Gambling Commission will require a variety of assurances from applicant operators.
Offshore online gambling operators who want to legally access UK punters under Britain's upcoming secondary licensing and taxation laws will find the process involves a lot more than just filling in paperwork, according to the latest Gambling Commission advisories and an interesting summary prepared by the British legal firm Jeffrey Green Russell Limited.
Among the questions applicants will have to answer are:
* Where are the servers? Among the changes detailed by the Commission is an obligation on remote gambling operators to tell the Commission where their "key equipment" is based. It will be a condition of any licence that licensees apply for permission if they intend to relocate their key equipment to another jurisdiction.
* If you are operating in jurisdictions where revenues make up 3 percent of your revenues (or 10 percent in the case of companies generating less than GBP 5 million in total revenues) the Commission wants to know what those jurisdictions are, along with an explanation and assurance that the applicant is not acting unlawfully by offering gambling services there.
* Any other jurisdiction which the applicant is currently targeting by way of specific marketing, language, currency or website must also be disclosed to the Commission.
* If the applicant does not have a licence applicable in the operating jurisdiction/s, the Commission wants to know whether legal advice has been taken, although it does not presently require sight of the actual advice.
* The Commission will also want to be satisfied that the applicant does not knowingly accept business from any jurisdiction in which either the operation of an online gambling service, or the use thereof by players, is legally prohibited.
* The Commission appears still to be mulling the more complicated position of business-to-business online gambling suppliers, and will issue further guidance on this subject soon. Legal observers like Jeffrey Green Russell have however noted that the Commission will be focused on probity and exposure to "grey markets", and will want to know from whence vendors generate their revenues.
It has been suggested that suppliers who overtly break the laws of nations forbidding online gambling activity, and can provide no credible legal justification for doing so, could find their probity questioned. And ignorance will be no excuse.
* Remote operators seeking UK licensing under the new point-of-consumption laws must source gambling software from a British-licensed software provider with effect from 1st January 2015.
* Applicants will also have to furnish a functioning UK address, and simply providing a licensing jurisdiction address will not cut it. The address must be for a branch office or professional advisor's premises.
* The Commission is not yet decided on the question of continuation rights that would for example allow a subsidiary company holding a licence in a white-listed licensing jurisdiction to extend that licensing to its parent group or to a new company created to access the UK market under the new point-of-consumption legalization.

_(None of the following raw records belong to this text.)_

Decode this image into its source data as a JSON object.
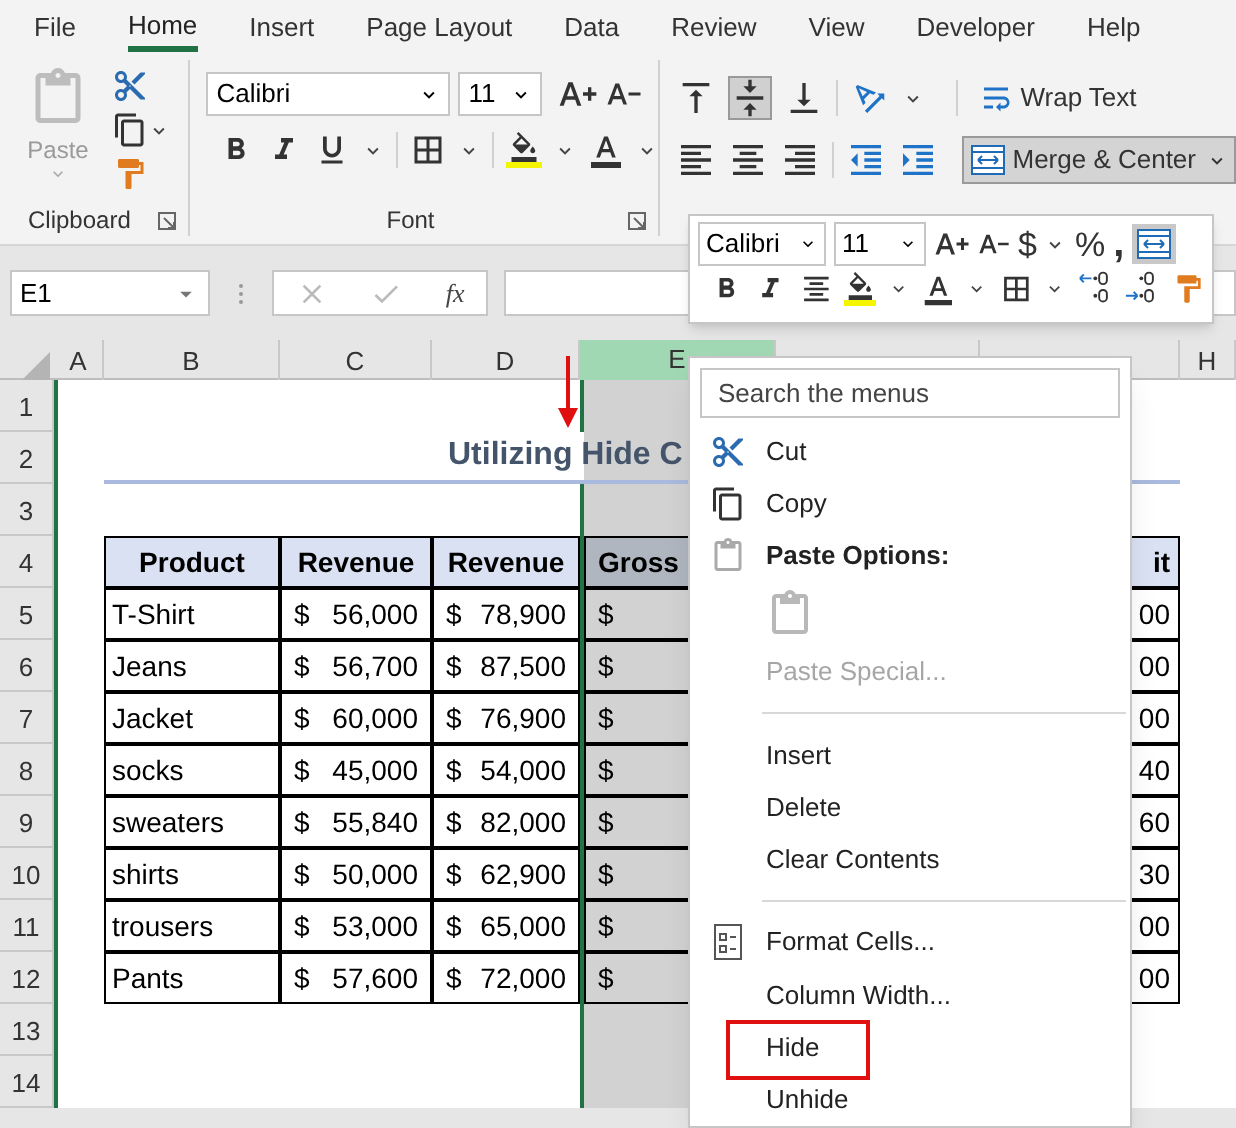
{
  "menu_tabs": [
    {
      "label": "File",
      "selected": false
    },
    {
      "label": "Home",
      "selected": true
    },
    {
      "label": "Insert",
      "selected": false
    },
    {
      "label": "Page Layout",
      "selected": false
    },
    {
      "label": "Data",
      "selected": false
    },
    {
      "label": "Review",
      "selected": false
    },
    {
      "label": "View",
      "selected": false
    },
    {
      "label": "Developer",
      "selected": false
    },
    {
      "label": "Help",
      "selected": false
    }
  ],
  "ribbon": {
    "clipboard": {
      "paste": "Paste",
      "label": "Clipboard"
    },
    "font": {
      "name": "Calibri",
      "size": "11",
      "label": "Font"
    },
    "alignment": {
      "wrap_text": "Wrap Text",
      "merge_center": "Merge & Center"
    }
  },
  "name_box": "E1",
  "function_label": "fx",
  "column_headers": [
    {
      "label": "A",
      "selected": false
    },
    {
      "label": "B",
      "selected": false
    },
    {
      "label": "C",
      "selected": false
    },
    {
      "label": "D",
      "selected": false
    },
    {
      "label": "E",
      "selected": true
    },
    {
      "label": "H",
      "selected": false
    }
  ],
  "row_numbers": [
    "1",
    "2",
    "3",
    "4",
    "5",
    "6",
    "7",
    "8",
    "9",
    "10",
    "11",
    "12",
    "13",
    "14"
  ],
  "sheet": {
    "title": "Utilizing Hide C",
    "headers": [
      "Product",
      "Revenue",
      "Revenue",
      "Gross",
      "it"
    ],
    "rows": [
      {
        "cells": [
          "T-Shirt",
          "$",
          "56,000",
          "$",
          "78,900",
          "$",
          "00"
        ]
      },
      {
        "cells": [
          "Jeans",
          "$",
          "56,700",
          "$",
          "87,500",
          "$",
          "00"
        ]
      },
      {
        "cells": [
          "Jacket",
          "$",
          "60,000",
          "$",
          "76,900",
          "$",
          "00"
        ]
      },
      {
        "cells": [
          "socks",
          "$",
          "45,000",
          "$",
          "54,000",
          "$",
          "40"
        ]
      },
      {
        "cells": [
          "sweaters",
          "$",
          "55,840",
          "$",
          "82,000",
          "$",
          "60"
        ]
      },
      {
        "cells": [
          "shirts",
          "$",
          "50,000",
          "$",
          "62,900",
          "$",
          "30"
        ]
      },
      {
        "cells": [
          "trousers",
          "$",
          "53,000",
          "$",
          "65,000",
          "$",
          "00"
        ]
      },
      {
        "cells": [
          "Pants",
          "$",
          "57,600",
          "$",
          "72,000",
          "$",
          "00"
        ]
      }
    ]
  },
  "mini_toolbar": {
    "font": "Calibri",
    "size": "11",
    "currency": "$",
    "percent": "%",
    "comma": ","
  },
  "context_menu": {
    "search_placeholder": "Search the menus",
    "items": [
      {
        "kind": "cut",
        "label": "Cut",
        "disabled": false,
        "marked": false
      },
      {
        "kind": "copy",
        "label": "Copy",
        "disabled": false,
        "marked": false
      },
      {
        "kind": "header",
        "label": "Paste Options:"
      },
      {
        "kind": "paste_icons"
      },
      {
        "kind": "item",
        "label": "Paste Special...",
        "disabled": true,
        "marked": false
      },
      {
        "kind": "separator"
      },
      {
        "kind": "item",
        "label": "Insert",
        "disabled": false,
        "marked": false
      },
      {
        "kind": "item",
        "label": "Delete",
        "disabled": false,
        "marked": false
      },
      {
        "kind": "item",
        "label": "Clear Contents",
        "disabled": false,
        "marked": false
      },
      {
        "kind": "separator"
      },
      {
        "kind": "format",
        "label": "Format Cells...",
        "disabled": false,
        "marked": false
      },
      {
        "kind": "item",
        "label": "Column Width...",
        "disabled": false,
        "marked": false
      },
      {
        "kind": "item",
        "label": "Hide",
        "disabled": false,
        "marked": true
      },
      {
        "kind": "item",
        "label": "Unhide",
        "disabled": false,
        "marked": false
      }
    ]
  }
}
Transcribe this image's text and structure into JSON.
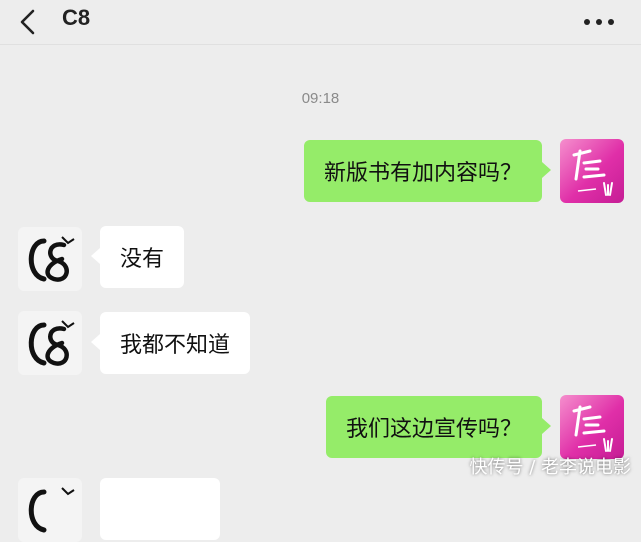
{
  "header": {
    "title": "C8",
    "back_icon": "chevron-left-icon",
    "more_icon": "more-dots-icon"
  },
  "chat": {
    "timestamp": "09:18",
    "messages": [
      {
        "side": "right",
        "text": "新版书有加内容吗？"
      },
      {
        "side": "left",
        "text": "没有"
      },
      {
        "side": "left",
        "text": "我都不知道"
      },
      {
        "side": "right",
        "text": "我们这边宣传吗？"
      }
    ]
  },
  "watermark": "快传号 / 老李说电影",
  "colors": {
    "background": "#ededed",
    "outgoing_bubble": "#95ec69",
    "incoming_bubble": "#ffffff",
    "own_avatar": "#e02fa8"
  }
}
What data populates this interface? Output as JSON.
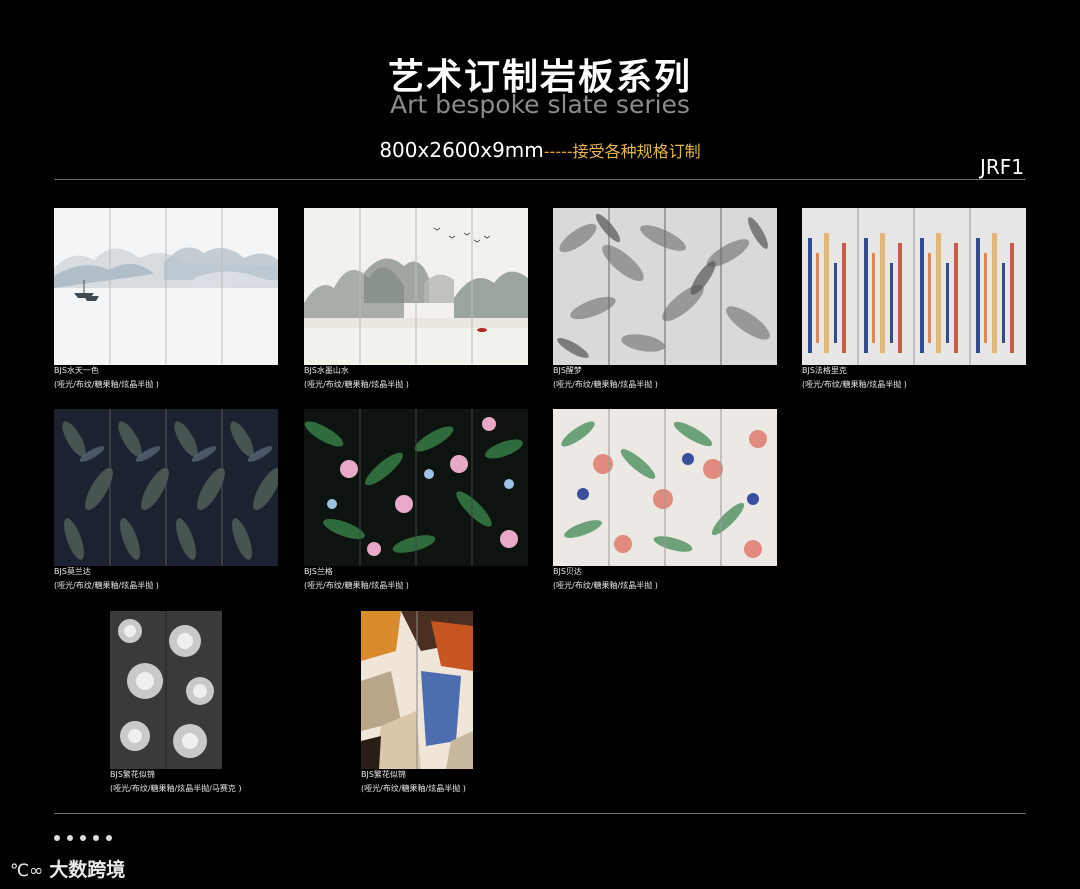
{
  "header": {
    "title_cn": "艺术订制岩板系列",
    "title_en": "Art bespoke slate series",
    "size": "800x2600x9mm",
    "dashes": "-----",
    "note": "接受各种规格订制",
    "code": "JRF1"
  },
  "finish": "(哑光/布纹/糖果釉/炫晶半抛 )",
  "products": [
    {
      "name": "BJS水天一色",
      "finish": "(哑光/布纹/糖果釉/炫晶半抛 )",
      "pattern": "ink-landscape"
    },
    {
      "name": "BJS水墨山水",
      "finish": "(哑光/布纹/糖果釉/炫晶半抛 )",
      "pattern": "ink-mountains"
    },
    {
      "name": "BJS醒梦",
      "finish": "(哑光/布纹/糖果釉/炫晶半抛 )",
      "pattern": "grey-leaves"
    },
    {
      "name": "BJS法格里克",
      "finish": "(哑光/布纹/糖果釉/炫晶半抛 )",
      "pattern": "color-drips"
    },
    {
      "name": "BJS莫兰达",
      "finish": "(哑光/布纹/糖果釉/炫晶半抛 )",
      "pattern": "dark-leaves"
    },
    {
      "name": "BJS兰格",
      "finish": "(哑光/布纹/糖果釉/炫晶半抛 )",
      "pattern": "dark-tropical"
    },
    {
      "name": "BJS贝达",
      "finish": "(哑光/布纹/糖果釉/炫晶半抛 )",
      "pattern": "light-tropical"
    },
    {
      "name": "BJS繁花似锦",
      "finish": "(哑光/布纹/糖果釉/炫晶半抛/马赛克 )",
      "pattern": "grey-flowers"
    },
    {
      "name": "BJS繁花似锦",
      "finish": "(哑光/布纹/糖果釉/炫晶半抛 )",
      "pattern": "abstract-shapes"
    }
  ],
  "watermark": {
    "logo": "℃∞",
    "text": "大数跨境"
  },
  "colors": {
    "background": "#000000",
    "accent": "#e8b446",
    "subtitle": "#8a8a8a"
  }
}
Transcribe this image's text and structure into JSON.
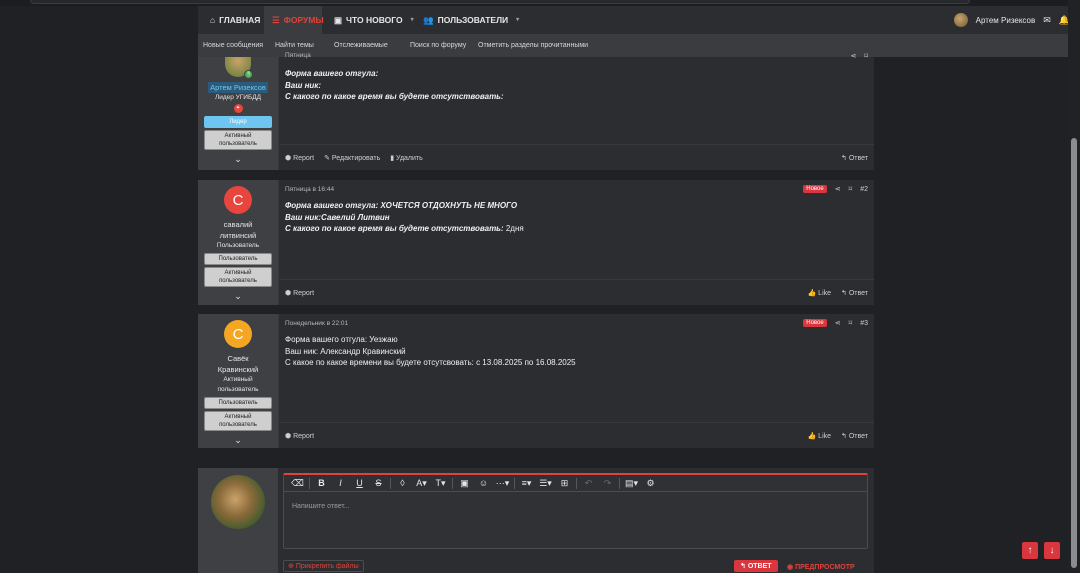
{
  "nav": {
    "items": [
      {
        "label": "ГЛАВНАЯ",
        "icon": "home-icon"
      },
      {
        "label": "ФОРУМЫ",
        "icon": "forum-icon"
      },
      {
        "label": "ЧТО НОВОГО",
        "icon": "news-icon"
      },
      {
        "label": "ПОЛЬЗОВАТЕЛИ",
        "icon": "users-icon"
      }
    ],
    "user_name": "Артем Ризексов",
    "accent_color": "#e0433a"
  },
  "subnav": {
    "items": [
      "Новые сообщения",
      "Найти темы",
      "Отслеживаемые",
      "Поиск по форуму",
      "Отметить разделы прочитанными"
    ]
  },
  "posts": [
    {
      "author": "Артем Ризексов",
      "author_title": "Лидер УГИБДД",
      "badges": [
        "Лидер",
        "Активный пользователь"
      ],
      "date": "Пятница",
      "lines": [
        {
          "label": "Форма вашего отгула:",
          "value": ""
        },
        {
          "label": "Ваш ник:",
          "value": ""
        },
        {
          "label": "С какого по какое время вы будете отсутствовать:",
          "value": ""
        }
      ],
      "footer_left": [
        "Report",
        "Редактировать",
        "Удалить"
      ],
      "footer_right": [
        "Ответ"
      ]
    },
    {
      "author_initial": "C",
      "author": "савалий литвинсий",
      "author_title": "Пользователь",
      "badges": [
        "Пользователь",
        "Активный пользователь"
      ],
      "date": "Пятница в 16:44",
      "new_badge": "Новое",
      "number": "#2",
      "lines": [
        {
          "label": "Форма вашего отгула: ХОЧЕТСЯ ОТДОХНУТЬ НЕ МНОГО",
          "value": ""
        },
        {
          "label": "Ваш ник:Савелий Литвин",
          "value": ""
        },
        {
          "label": "С какого по какое время вы будете отсутствовать:",
          "value": " 2дня"
        }
      ],
      "footer_left": [
        "Report"
      ],
      "footer_right": [
        "Like",
        "Ответ"
      ]
    },
    {
      "author_initial": "C",
      "author": "Савёк Кравинский",
      "author_title": "Активный пользователь",
      "badges": [
        "Пользователь",
        "Активный пользователь"
      ],
      "date": "Понедельник в 22:01",
      "new_badge": "Новое",
      "number": "#3",
      "lines": [
        {
          "label": "Форма вашего отгула: Уезжаю",
          "value": ""
        },
        {
          "label": "Ваш ник: Александр Кравинский",
          "value": ""
        },
        {
          "label": "С какое по какое времени вы будете отсутсвовать: с 13.08.2025 по 16.08.2025",
          "value": ""
        }
      ],
      "footer_left": [
        "Report"
      ],
      "footer_right": [
        "Like",
        "Ответ"
      ]
    }
  ],
  "reply": {
    "placeholder": "Напишите ответ...",
    "attach_label": "Прикрепить файлы",
    "submit_label": "ОТВЕТ",
    "preview_label": "ПРЕДПРОСМОТР"
  },
  "colors": {
    "avatar_c_red": "#e8453c",
    "avatar_c_orange": "#f5a623",
    "badge_leader": "#6ec6f0"
  }
}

The latter could of course apply in its own right for UK licensing.
* The Commission's Licensing and Codes of Practice document, currently at the consultation stage and a work in progress, sets out in detail the requirements for licensing and should be watched closely as it evolves. The Commission's current timetable for publication of the fully revised LCCP is end April 2014.
The following legal site is a practical and valuable reference for offshore online operators considering an application to the Gambling Commission: